At one point we had four simultaneous litters of kittens, their respective moms and one magnificent stud cat wandering about our small two-bedroom house. And then the landlady we were renting from discovered our small business venture and told us we had to leave–immediately! We sold the kittens, gave away most of the moms, and kept one or two when we packed the U-Haul and moved to different digs.

Leaf retreats to his coffee table bunker when he feels insecure

At this stage in my life, I am down to two cats.

One, Foxy (above), is a diminutive brown tabby who has been my inseparable companion for the past nine years. She is, in fact, sleeping next to me as I write this post.

The other, Leaf, is a dark gray-and-white mega-male, some three times larger than Foxy, and seven years younger. I acquired him about a year ago, when a good friend became ill and could no longer care for him.

They are ill-matched in terms of size and age. And both are used to being only cats. I was concerned when Leaf entered the family, but they have developed an elaborate system of cat etiquette.

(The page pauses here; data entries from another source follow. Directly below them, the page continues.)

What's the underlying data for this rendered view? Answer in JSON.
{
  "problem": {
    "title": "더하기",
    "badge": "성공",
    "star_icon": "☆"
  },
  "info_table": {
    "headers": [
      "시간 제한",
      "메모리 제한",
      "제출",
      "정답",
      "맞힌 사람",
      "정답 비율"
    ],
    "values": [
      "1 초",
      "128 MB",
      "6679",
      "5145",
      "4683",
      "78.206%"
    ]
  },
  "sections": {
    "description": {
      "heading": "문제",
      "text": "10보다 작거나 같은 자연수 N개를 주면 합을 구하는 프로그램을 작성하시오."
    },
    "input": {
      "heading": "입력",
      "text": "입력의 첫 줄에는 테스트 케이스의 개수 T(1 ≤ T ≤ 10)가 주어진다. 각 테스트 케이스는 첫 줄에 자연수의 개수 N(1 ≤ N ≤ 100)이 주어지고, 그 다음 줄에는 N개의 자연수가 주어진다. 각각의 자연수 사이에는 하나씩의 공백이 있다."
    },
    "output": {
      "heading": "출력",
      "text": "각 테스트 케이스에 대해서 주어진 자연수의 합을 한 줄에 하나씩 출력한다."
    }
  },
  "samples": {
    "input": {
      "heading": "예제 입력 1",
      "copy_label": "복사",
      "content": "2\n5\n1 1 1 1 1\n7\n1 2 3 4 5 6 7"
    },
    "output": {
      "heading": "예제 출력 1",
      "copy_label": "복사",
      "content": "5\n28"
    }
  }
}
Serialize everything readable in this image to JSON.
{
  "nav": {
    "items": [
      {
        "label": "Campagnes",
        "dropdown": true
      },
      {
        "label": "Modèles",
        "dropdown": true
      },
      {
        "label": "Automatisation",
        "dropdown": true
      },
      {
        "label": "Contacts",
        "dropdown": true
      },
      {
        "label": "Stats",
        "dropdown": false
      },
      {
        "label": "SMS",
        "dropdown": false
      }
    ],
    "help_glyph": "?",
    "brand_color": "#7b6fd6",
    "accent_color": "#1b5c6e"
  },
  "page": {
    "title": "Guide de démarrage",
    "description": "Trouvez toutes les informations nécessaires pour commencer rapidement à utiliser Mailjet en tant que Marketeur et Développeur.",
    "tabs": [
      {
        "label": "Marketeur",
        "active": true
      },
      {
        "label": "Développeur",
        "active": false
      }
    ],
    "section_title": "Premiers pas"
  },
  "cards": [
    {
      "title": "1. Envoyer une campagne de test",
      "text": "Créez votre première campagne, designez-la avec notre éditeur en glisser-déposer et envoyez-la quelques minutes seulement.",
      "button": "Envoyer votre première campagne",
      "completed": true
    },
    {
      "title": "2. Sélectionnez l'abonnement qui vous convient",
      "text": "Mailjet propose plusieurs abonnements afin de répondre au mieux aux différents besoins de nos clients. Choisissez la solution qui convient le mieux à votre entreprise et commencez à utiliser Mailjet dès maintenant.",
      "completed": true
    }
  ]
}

Leaf gets to eat first, and Foxy watches. Foxy sleeps with me at night, close by my ear, while Leaf sleeps at the foot of the bed. When I lay down for an afternoon nap, the prime position of nap companion goes to Leaf. He watches in fact, and jumps up on the couch before I do. But if Foxy should happen to wander by, he immediately gets down and relinquishes his spot to the brown fur ball who cuddles close. Each has their own nest basket on my writing desk, and neither invades the other’s.

They don’t like each other, but they seem to tolerate each other’s company. I think one would be lonely without the other, like an old married couple that fights all the time but would be desolate living alone.

How did they figure out this arrangement? I wish I knew. But it seems to work for them.

What about you? Are you a cat person or a dog person?
What richness enters your life because they are there?